WORK INSTRUCTION: Would you copy every record exactly as it stands and drop the pictures?

(App and web page records)
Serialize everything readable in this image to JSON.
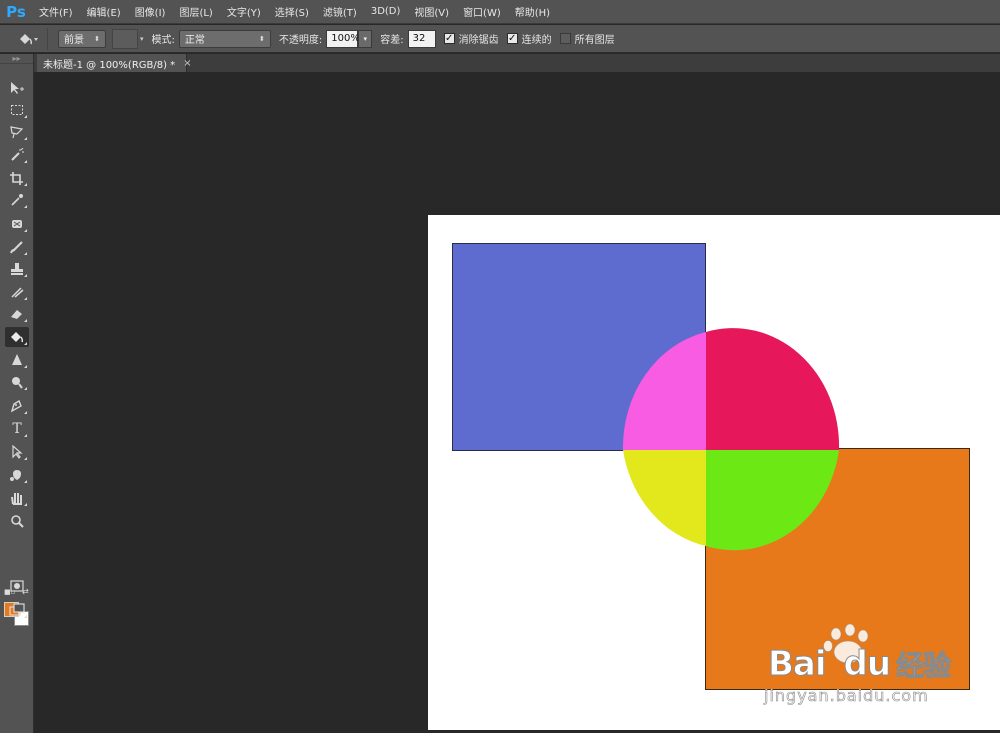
{
  "app": {
    "logo": "Ps"
  },
  "menu": {
    "items": [
      "文件(F)",
      "编辑(E)",
      "图像(I)",
      "图层(L)",
      "文字(Y)",
      "选择(S)",
      "滤镜(T)",
      "3D(D)",
      "视图(V)",
      "窗口(W)",
      "帮助(H)"
    ]
  },
  "options": {
    "tool_icon": "paint-bucket-icon",
    "fill_source": "前景",
    "mode_label": "模式:",
    "mode_value": "正常",
    "opacity_label": "不透明度:",
    "opacity_value": "100%",
    "tolerance_label": "容差:",
    "tolerance_value": "32",
    "antialias_label": "消除锯齿",
    "antialias_checked": true,
    "contiguous_label": "连续的",
    "contiguous_checked": true,
    "all_layers_label": "所有图层",
    "all_layers_checked": false
  },
  "document": {
    "tab_title": "未标题-1 @ 100%(RGB/8) *",
    "close_symbol": "×"
  },
  "tools": [
    "move-tool-icon",
    "marquee-tool-icon",
    "lasso-tool-icon",
    "magic-wand-tool-icon",
    "crop-tool-icon",
    "eyedropper-tool-icon",
    "healing-brush-tool-icon",
    "brush-tool-icon",
    "clone-stamp-tool-icon",
    "history-brush-tool-icon",
    "eraser-tool-icon",
    "paint-bucket-tool-icon",
    "blur-tool-icon",
    "dodge-tool-icon",
    "pen-tool-icon",
    "type-tool-icon",
    "path-selection-tool-icon",
    "custom-shape-tool-icon",
    "hand-tool-icon",
    "zoom-tool-icon",
    "quick-mask-icon",
    "screen-mode-icon"
  ],
  "type_tool_glyph": "T",
  "colors": {
    "foreground": "#e67a1b",
    "background": "#ffffff",
    "blue_rect": "#5e6ccf",
    "orange_rect": "#e7791b",
    "circle_top_right": "#e6185b",
    "circle_top_left": "#f75ce2",
    "circle_bottom_left": "#e3e81c",
    "circle_bottom_right": "#6ce814"
  },
  "watermark": {
    "brand": "Bai",
    "brand_du": "du",
    "brand_cn": "经验",
    "url": "jingyan.baidu.com"
  }
}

SOLVED PROBLEM:
Serialize everything readable in this image to JSON.
{
  "app": {
    "logo": "Ps"
  },
  "menu": {
    "items": [
      "文件(F)",
      "编辑(E)",
      "图像(I)",
      "图层(L)",
      "文字(Y)",
      "选择(S)",
      "滤镜(T)",
      "3D(D)",
      "视图(V)",
      "窗口(W)",
      "帮助(H)"
    ]
  },
  "options": {
    "tool_icon": "paint-bucket-icon",
    "fill_source": "前景",
    "mode_label": "模式:",
    "mode_value": "正常",
    "opacity_label": "不透明度:",
    "opacity_value": "100%",
    "tolerance_label": "容差:",
    "tolerance_value": "32",
    "antialias_label": "消除锯齿",
    "antialias_checked": true,
    "contiguous_label": "连续的",
    "contiguous_checked": true,
    "all_layers_label": "所有图层",
    "all_layers_checked": false
  },
  "document": {
    "tab_title": "未标题-1 @ 100%(RGB/8) *",
    "close_symbol": "×"
  },
  "tools": [
    "move-tool-icon",
    "marquee-tool-icon",
    "lasso-tool-icon",
    "magic-wand-tool-icon",
    "crop-tool-icon",
    "eyedropper-tool-icon",
    "healing-brush-tool-icon",
    "brush-tool-icon",
    "clone-stamp-tool-icon",
    "history-brush-tool-icon",
    "eraser-tool-icon",
    "paint-bucket-tool-icon",
    "blur-tool-icon",
    "dodge-tool-icon",
    "pen-tool-icon",
    "type-tool-icon",
    "path-selection-tool-icon",
    "custom-shape-tool-icon",
    "hand-tool-icon",
    "zoom-tool-icon",
    "quick-mask-icon",
    "screen-mode-icon"
  ],
  "type_tool_glyph": "T",
  "colors": {
    "foreground": "#e67a1b",
    "background": "#ffffff",
    "blue_rect": "#5e6ccf",
    "orange_rect": "#e7791b",
    "circle_top_right": "#e6185b",
    "circle_top_left": "#f75ce2",
    "circle_bottom_left": "#e3e81c",
    "circle_bottom_right": "#6ce814"
  },
  "watermark": {
    "brand": "Bai",
    "brand_du": "du",
    "brand_cn": "经验",
    "url": "jingyan.baidu.com"
  }
}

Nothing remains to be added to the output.